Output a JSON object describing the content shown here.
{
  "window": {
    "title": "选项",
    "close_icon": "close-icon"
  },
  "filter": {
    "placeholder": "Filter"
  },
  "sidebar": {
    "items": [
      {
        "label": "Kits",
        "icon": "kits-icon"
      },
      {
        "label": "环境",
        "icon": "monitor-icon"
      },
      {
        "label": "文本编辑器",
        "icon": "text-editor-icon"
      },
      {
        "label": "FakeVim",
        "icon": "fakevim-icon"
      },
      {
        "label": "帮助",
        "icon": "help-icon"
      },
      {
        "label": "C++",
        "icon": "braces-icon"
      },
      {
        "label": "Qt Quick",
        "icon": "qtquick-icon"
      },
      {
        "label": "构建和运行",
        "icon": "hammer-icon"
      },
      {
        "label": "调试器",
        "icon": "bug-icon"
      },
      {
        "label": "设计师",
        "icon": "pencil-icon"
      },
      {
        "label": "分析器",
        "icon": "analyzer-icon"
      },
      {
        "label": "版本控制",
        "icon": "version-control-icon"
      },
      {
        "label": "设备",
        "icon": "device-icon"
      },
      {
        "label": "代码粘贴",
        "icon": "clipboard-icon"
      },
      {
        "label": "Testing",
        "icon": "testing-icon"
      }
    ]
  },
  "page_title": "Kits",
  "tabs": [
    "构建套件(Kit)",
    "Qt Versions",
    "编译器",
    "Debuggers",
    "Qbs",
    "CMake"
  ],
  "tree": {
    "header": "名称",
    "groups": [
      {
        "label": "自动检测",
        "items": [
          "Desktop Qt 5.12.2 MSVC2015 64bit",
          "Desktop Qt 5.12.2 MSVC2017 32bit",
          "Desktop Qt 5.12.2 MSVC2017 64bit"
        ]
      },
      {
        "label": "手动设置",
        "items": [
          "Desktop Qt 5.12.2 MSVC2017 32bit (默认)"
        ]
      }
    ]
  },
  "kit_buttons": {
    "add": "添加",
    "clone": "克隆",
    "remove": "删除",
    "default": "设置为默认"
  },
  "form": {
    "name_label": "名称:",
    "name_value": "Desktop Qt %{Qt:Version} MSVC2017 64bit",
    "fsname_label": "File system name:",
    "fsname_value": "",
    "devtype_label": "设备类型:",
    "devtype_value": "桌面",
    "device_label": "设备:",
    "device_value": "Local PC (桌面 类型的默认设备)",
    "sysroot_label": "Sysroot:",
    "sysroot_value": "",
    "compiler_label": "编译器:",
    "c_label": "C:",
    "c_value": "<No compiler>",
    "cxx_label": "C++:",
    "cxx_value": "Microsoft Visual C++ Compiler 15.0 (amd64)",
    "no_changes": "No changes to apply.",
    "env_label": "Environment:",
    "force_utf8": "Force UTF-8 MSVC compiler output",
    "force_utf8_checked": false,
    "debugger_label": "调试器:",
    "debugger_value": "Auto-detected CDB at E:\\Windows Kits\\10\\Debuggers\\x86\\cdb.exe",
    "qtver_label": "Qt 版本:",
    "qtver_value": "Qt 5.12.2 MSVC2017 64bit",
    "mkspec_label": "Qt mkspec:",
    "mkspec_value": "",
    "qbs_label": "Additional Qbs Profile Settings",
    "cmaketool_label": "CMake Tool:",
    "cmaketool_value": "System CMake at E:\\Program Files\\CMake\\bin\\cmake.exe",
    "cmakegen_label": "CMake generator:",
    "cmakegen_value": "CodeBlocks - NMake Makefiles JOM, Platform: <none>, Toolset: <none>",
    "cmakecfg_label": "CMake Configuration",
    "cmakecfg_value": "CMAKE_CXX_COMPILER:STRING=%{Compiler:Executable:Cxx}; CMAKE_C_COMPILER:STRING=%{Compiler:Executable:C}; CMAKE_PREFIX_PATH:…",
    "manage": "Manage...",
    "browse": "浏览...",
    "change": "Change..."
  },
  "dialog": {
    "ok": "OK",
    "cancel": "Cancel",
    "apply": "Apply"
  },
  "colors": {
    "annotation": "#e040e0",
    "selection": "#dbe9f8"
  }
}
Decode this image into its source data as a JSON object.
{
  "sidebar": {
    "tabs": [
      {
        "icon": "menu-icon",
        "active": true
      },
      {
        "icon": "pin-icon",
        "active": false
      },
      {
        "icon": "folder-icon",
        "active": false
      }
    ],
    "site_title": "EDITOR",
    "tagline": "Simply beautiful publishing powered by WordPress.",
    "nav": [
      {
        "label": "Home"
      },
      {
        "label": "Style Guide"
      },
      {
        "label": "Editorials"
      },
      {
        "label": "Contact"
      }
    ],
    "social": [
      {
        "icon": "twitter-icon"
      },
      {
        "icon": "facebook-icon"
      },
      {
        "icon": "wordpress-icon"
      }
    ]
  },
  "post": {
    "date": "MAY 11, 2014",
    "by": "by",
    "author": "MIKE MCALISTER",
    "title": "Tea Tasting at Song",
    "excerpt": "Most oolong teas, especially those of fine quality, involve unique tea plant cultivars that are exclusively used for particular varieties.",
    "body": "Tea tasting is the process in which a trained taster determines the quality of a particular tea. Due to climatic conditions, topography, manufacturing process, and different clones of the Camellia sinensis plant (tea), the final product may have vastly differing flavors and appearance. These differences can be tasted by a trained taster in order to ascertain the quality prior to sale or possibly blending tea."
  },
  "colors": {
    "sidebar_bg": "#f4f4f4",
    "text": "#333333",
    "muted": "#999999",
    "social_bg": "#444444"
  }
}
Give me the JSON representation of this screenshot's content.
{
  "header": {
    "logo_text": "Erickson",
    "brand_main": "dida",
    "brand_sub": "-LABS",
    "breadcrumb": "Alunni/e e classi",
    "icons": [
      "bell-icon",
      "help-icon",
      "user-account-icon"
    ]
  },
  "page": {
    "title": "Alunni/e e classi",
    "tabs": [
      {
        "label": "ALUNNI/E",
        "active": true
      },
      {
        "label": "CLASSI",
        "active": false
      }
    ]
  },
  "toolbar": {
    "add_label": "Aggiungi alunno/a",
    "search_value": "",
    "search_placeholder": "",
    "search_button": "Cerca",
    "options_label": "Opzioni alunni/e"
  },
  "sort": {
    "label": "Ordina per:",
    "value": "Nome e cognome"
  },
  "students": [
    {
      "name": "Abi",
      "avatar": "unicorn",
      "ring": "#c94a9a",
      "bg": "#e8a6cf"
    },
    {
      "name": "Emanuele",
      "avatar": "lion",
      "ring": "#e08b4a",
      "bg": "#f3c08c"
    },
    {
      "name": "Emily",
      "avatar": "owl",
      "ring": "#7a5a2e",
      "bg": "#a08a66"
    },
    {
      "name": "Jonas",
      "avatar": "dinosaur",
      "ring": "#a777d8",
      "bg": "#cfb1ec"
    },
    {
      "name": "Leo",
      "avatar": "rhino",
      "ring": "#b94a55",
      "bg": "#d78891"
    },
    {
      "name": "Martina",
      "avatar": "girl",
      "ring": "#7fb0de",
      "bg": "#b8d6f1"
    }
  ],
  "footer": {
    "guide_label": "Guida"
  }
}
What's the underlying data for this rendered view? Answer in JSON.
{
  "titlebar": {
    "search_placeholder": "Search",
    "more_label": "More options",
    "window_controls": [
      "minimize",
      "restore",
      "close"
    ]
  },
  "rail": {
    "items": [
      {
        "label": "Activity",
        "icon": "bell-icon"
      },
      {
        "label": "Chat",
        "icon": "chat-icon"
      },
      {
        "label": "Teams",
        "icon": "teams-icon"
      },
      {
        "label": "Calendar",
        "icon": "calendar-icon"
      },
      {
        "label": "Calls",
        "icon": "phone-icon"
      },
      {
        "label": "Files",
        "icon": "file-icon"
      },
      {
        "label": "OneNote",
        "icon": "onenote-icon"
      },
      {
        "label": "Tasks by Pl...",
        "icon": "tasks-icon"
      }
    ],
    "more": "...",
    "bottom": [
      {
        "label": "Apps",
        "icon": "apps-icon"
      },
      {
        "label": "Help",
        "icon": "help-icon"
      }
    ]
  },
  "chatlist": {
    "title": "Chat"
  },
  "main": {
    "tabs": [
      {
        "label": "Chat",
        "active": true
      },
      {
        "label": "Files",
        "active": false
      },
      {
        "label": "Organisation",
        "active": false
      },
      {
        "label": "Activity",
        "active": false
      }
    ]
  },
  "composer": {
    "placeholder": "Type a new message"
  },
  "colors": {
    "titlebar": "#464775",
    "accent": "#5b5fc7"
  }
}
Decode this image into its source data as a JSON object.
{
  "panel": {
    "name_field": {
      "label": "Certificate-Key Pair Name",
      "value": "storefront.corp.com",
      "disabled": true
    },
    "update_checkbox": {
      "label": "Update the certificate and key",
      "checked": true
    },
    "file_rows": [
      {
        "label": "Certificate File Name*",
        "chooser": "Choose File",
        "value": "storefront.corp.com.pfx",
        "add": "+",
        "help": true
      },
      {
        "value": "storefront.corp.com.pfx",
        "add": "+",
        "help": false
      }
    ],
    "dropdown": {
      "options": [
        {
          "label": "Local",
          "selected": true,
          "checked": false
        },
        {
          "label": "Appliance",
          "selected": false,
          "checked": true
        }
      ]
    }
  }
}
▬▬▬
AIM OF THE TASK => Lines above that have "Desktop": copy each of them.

RESULT =>
          "Desktop Qt 5.12.2 MSVC2015 64bit",
          "Desktop Qt 5.12.2 MSVC2017 32bit",
          "Desktop Qt 5.12.2 MSVC2017 64bit"
          "Desktop Qt 5.12.2 MSVC2017 32bit (默认)"
    "name_value": "Desktop Qt %{Qt:Version} MSVC2017 64bit",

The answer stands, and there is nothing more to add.